## [Activity]
This task calls for copying each line below that contains "image".

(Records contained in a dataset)
──────────────────────────────

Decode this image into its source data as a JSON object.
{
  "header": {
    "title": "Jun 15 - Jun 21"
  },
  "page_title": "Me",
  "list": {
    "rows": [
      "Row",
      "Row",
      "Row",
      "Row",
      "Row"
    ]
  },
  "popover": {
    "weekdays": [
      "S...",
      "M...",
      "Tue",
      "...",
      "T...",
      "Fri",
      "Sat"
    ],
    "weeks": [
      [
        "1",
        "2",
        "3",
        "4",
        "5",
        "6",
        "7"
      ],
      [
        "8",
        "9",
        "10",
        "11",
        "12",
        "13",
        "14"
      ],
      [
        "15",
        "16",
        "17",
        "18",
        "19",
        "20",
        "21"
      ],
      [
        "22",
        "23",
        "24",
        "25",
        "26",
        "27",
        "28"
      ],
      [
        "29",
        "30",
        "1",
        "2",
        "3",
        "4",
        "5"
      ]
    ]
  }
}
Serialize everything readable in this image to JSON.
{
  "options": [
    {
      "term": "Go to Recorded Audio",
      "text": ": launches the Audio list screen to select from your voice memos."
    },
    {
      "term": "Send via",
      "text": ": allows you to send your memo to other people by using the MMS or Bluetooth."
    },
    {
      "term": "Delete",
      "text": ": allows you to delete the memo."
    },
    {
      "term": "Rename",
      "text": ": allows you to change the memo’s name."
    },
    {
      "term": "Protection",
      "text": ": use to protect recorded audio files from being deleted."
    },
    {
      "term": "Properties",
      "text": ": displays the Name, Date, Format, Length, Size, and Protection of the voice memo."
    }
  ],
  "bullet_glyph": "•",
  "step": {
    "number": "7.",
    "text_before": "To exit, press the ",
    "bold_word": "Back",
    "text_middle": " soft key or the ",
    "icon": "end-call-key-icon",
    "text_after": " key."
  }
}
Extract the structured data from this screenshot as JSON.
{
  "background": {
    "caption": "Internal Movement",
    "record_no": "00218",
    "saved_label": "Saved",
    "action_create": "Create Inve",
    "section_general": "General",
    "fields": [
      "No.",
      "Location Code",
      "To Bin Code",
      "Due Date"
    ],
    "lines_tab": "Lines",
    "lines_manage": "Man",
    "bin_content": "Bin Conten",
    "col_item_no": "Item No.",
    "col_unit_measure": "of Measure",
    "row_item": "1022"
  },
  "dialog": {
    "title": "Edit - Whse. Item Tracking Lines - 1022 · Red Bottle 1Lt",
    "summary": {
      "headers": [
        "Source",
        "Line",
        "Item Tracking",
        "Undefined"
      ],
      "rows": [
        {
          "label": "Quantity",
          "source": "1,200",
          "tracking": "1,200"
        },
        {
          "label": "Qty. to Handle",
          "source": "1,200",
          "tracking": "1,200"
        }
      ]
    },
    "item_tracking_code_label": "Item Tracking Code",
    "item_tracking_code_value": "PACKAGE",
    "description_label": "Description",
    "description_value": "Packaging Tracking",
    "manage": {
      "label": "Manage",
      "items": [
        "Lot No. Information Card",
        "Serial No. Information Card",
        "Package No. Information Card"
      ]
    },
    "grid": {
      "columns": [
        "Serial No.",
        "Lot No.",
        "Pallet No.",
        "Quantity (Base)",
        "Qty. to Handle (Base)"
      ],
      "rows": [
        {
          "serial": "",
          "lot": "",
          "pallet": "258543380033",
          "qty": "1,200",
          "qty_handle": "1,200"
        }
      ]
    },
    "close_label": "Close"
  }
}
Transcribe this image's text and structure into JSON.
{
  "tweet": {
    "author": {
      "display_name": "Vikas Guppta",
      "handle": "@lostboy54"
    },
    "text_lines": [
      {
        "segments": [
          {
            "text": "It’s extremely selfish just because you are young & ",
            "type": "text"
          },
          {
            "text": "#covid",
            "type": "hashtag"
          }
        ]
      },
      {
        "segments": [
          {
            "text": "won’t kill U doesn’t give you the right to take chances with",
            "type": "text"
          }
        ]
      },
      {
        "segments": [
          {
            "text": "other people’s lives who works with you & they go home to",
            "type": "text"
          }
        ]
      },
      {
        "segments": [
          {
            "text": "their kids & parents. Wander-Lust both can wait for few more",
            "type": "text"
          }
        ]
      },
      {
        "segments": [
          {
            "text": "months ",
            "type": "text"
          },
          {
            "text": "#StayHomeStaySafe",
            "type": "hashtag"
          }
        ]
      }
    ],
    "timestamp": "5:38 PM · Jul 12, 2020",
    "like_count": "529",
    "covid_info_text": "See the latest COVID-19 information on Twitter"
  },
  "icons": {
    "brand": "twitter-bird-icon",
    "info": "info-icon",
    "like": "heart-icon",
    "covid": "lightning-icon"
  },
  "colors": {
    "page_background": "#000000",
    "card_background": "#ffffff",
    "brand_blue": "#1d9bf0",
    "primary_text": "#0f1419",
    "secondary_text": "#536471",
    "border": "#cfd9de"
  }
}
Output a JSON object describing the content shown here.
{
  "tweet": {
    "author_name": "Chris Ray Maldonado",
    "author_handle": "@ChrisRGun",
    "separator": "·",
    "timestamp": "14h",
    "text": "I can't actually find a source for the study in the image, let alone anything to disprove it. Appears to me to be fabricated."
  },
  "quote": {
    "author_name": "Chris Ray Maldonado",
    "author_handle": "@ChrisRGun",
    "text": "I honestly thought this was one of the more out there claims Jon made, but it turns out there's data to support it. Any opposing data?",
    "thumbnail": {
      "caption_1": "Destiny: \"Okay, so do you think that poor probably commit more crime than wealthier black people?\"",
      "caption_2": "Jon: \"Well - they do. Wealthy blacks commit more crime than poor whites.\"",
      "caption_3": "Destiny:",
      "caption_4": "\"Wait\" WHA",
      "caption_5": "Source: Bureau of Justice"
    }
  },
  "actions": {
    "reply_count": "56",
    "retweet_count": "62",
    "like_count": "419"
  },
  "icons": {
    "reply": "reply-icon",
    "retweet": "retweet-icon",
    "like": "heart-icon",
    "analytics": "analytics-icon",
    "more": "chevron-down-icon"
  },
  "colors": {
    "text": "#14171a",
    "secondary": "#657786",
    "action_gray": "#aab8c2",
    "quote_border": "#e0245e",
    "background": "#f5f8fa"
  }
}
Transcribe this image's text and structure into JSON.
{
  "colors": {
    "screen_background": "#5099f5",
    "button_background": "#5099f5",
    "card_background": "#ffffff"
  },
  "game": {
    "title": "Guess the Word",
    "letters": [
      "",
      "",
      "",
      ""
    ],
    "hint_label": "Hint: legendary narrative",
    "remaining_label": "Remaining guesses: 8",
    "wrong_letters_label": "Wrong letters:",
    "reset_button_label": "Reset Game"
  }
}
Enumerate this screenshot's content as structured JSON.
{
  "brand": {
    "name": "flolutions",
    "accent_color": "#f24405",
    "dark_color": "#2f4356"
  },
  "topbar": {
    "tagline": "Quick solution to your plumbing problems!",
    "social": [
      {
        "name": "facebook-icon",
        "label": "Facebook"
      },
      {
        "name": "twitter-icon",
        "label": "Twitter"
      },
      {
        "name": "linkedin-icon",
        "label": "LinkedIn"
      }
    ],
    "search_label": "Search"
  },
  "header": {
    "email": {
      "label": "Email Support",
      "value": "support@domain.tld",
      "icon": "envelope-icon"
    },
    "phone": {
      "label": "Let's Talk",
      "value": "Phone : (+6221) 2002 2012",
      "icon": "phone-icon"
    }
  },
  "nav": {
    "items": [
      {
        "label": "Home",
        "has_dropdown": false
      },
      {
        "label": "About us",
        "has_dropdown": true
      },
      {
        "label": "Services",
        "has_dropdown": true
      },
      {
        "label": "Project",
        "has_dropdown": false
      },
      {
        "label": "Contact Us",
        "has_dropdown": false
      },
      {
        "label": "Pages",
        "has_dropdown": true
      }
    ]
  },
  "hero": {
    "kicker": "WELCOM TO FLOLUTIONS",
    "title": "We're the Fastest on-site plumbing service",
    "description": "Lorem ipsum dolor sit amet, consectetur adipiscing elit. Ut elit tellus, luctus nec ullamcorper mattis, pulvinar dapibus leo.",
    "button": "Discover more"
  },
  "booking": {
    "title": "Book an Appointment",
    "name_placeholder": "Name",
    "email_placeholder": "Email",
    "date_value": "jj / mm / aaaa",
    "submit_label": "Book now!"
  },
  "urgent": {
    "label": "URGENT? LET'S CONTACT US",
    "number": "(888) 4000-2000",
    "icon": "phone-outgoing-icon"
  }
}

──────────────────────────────

## [Written response]
Decode this image into its source data as a JSON object.
Serialize everything readable in this image to JSON.
Transcribe this image's text and structure into JSON.
    "text": "I can't actually find a source for the study in the image, let alone anything to disprove it. Appears to me to be fabricated."
Transcribe this image's text and structure into JSON.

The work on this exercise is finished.